Saturday we put the girls down for a nap and gathered the necessary tools to cut down the trees. Jokes danced on the tip of my tongue, but with the exception of one little aside—

I stayed on task and what a task it was.

It is better told in pictures.

Here is the terminally-injured-by-pecking-birds Birch tree, with Sean at its base, saw-in-hand, and me on the other end of the rope. Dubious.

Here is the look he shot me as he prepared to kick down the tree. Still kind of dubious.

The look I sent back when he hollered, “Are you ready to run up the hill?”

These photos were immediately followed by grunting, pulling, cursing and

what I seriously feared was a torn right butt cheek (mine). Then this happened.

Let me just tell you, should you have any doubt, when a tree falls that you cut down yourself,

it makes a noise so frightening you yelp. And maybe pee just a tiny bit.

Seeing the state of the wood made me grateful we didn’t let a strong wind take the tree down when our girls might’ve been playing.

Curious fact #32 about me: I love stacking wood.

I mean I really, really love stacking wood.

Next up, making benches and stools out of the healthy bits of Birch we salvaged.


Yesterday I changed my approach. Fridays are always a work-from-home day, which, loosely translated means failing-as-an-activities-director and also ill-equipped-to-accomplish-much-beyond-frantic-email-replies. I’d worked all week to cross things off my list, not so much from anticipation of a different Friday as it was a fatigue from feeling inadequate. I’d come to expect the ping of new emails and the “Amanda, line 2” announcements to be bad things; dissatisfied clients, cold-caller requesting things I cannot give. I was dodging things that never materialized, which is exhausting because when they don’t arrive you don’t stop worrying, in fact you worry more.
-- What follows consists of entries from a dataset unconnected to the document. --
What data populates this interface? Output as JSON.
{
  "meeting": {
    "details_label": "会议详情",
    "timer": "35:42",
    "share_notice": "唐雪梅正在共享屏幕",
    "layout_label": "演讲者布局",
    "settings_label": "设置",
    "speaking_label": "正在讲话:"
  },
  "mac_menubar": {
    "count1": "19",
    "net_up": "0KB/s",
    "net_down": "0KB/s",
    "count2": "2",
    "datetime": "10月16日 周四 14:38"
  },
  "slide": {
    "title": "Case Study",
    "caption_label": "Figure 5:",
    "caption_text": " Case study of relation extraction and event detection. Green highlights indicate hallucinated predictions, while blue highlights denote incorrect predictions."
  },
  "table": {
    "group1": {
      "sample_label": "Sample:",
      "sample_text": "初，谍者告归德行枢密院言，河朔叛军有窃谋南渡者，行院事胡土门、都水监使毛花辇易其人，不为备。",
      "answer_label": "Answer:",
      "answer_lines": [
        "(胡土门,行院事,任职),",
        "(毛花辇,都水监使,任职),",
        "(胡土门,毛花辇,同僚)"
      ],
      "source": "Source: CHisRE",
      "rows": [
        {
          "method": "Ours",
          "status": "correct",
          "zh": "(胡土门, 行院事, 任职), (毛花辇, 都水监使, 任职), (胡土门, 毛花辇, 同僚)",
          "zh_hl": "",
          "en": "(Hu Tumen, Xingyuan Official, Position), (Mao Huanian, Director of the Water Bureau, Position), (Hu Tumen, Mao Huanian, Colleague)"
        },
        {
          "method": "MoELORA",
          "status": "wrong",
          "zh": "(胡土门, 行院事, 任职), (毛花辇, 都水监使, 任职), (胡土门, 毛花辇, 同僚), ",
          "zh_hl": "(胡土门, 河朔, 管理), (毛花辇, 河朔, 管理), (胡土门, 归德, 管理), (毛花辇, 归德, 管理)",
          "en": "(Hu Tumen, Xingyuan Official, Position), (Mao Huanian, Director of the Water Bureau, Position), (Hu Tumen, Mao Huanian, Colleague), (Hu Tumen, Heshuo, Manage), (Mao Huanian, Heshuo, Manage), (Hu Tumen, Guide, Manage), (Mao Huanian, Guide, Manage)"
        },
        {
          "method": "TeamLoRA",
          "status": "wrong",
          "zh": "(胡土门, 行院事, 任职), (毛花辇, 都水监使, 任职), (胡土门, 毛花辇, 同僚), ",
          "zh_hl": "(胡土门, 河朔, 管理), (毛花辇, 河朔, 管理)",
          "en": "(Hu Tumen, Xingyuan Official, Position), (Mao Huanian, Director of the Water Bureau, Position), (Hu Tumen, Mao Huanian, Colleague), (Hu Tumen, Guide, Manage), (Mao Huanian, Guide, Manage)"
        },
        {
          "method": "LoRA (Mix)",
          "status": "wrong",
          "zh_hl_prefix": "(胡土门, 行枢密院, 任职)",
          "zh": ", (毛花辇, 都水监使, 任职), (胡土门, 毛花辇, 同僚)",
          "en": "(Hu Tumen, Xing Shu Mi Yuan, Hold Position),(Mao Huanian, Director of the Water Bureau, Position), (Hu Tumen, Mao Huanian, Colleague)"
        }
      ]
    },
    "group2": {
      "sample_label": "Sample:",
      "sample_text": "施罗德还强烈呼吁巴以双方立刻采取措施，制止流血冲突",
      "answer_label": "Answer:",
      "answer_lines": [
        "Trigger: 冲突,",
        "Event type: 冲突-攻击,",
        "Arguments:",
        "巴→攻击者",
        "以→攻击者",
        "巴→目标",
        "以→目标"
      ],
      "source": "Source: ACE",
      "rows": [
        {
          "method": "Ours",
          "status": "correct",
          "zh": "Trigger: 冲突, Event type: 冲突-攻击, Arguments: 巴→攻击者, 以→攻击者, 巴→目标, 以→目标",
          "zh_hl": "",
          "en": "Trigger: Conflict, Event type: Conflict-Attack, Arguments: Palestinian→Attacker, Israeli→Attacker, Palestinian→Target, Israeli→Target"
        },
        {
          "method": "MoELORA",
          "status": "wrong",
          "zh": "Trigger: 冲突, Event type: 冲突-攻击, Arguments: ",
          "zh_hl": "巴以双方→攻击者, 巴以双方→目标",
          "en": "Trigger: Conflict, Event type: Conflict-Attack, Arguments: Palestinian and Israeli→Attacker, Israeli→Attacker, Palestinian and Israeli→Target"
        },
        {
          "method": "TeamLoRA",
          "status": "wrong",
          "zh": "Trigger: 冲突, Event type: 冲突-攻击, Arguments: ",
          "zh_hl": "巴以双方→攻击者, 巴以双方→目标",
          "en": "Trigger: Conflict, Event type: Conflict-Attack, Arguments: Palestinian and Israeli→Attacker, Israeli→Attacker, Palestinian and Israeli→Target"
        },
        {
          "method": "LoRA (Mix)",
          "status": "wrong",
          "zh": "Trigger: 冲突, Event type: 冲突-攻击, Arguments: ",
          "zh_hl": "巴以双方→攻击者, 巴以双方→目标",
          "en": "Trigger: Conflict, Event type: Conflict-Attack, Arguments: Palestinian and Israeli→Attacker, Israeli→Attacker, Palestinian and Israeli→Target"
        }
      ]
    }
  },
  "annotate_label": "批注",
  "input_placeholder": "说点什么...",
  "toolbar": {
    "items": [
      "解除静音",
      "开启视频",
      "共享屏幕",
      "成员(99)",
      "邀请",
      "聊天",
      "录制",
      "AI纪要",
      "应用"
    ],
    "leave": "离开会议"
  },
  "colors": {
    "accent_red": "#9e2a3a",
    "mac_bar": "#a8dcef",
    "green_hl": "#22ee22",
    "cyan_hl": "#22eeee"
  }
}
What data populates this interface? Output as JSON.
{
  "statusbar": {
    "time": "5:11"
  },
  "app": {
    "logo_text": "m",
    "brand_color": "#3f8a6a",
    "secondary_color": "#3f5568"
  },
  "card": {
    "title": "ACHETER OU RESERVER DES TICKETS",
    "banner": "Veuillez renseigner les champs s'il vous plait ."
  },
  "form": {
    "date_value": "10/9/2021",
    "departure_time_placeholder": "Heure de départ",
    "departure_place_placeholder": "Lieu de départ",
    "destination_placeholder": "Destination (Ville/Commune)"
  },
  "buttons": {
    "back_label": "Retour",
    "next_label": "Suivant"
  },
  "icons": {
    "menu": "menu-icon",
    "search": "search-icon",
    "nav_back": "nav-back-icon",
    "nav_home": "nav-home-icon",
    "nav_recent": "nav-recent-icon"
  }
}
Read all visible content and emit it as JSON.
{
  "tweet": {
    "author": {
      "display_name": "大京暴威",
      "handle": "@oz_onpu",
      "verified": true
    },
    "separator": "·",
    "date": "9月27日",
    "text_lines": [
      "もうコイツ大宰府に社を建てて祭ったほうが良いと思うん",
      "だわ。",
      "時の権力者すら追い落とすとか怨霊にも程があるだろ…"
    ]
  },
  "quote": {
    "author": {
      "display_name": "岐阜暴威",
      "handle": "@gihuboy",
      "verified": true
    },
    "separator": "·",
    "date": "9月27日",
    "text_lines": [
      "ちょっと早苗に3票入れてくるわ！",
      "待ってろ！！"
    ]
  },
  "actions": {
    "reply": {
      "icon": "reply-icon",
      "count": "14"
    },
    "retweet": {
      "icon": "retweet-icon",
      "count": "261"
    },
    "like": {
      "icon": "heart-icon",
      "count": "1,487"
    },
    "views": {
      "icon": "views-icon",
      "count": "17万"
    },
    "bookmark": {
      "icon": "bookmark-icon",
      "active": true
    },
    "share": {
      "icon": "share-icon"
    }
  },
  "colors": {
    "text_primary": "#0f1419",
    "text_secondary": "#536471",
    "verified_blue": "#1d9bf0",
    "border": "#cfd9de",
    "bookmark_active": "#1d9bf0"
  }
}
When I’m not fretting over work I am fielding requests from the girls:

Can we go swimming?

Can we go bowling?

I have a play date.

Can I take dance classes?

When can we do yoga at the Y again?

Thursday I found out that a stomach bug was dashing through Avery’s school, so I let her know she’d be staying home. I worked with Briar on her Earth Day project- makes something from recycled items (we made a sail boat using a Lucky shoe box, a Hillshire Farm lunch meat container, hard plastic wrap from a Disney Fairies hair package, an outlet cover, keyring loops and string. No photo, but folks, it rocked!). The fridge was a wasteland of uneaten left-overs, wilted greens and nearly empty containers. The cabinets were littered with stale snacks and unopened boxes of things I’d tried to incorporate into lunches and snacks to spectacular failure. I won’t even mention the laundry other than to say: holy skunked load and blasted reproducing matchless socks.

Thursday night the only things left to do required a response from someone else, so I put them on a soft hold and prepared to spend Friday in a recovery of sorts. Briar scooted off to school with her S.S. Spartan in hand, while the little girls and I headed to the store. My gas tank was past E, I had butterflies thinking how the day might take nosedive into total failure if we ran out of gas. I drove with crinkly eyes and hopeful heart. Two and half hour later, the groceries were put away in organized cabinets and a scoured fridge, the girls were napping and the panicky weight that had been pressing on my chest was gone, though I was peeking around corners imagining its return.

Two emails came through that allowed me to officially finish my work. It was just as I finished that the girls came down. Here’s where my euphoria braids itself into simple accomplishments. They wanted lunch, so many things would have been easier, but they wanted grilled cheese. I made the sandwiches and watched as they disappeared from the plates faster than I made them. We went outside and played with the chalk we’d bought at the store. I prompted them for things to draw; never once did they suggest something I couldn’t draw. We hula-hooped, raked, romped and laughed. We basked in the sun and in the worry-free time.

I did all this because I needed it and they needed it.

What I realized was that it shouldn’t wait until then.

Bad things can happen at anytime, but so can good things. And really, the powerlessness we feel is so foolish, because at the end of the day, we’re steering the happiness.

I say we take the wheel more often.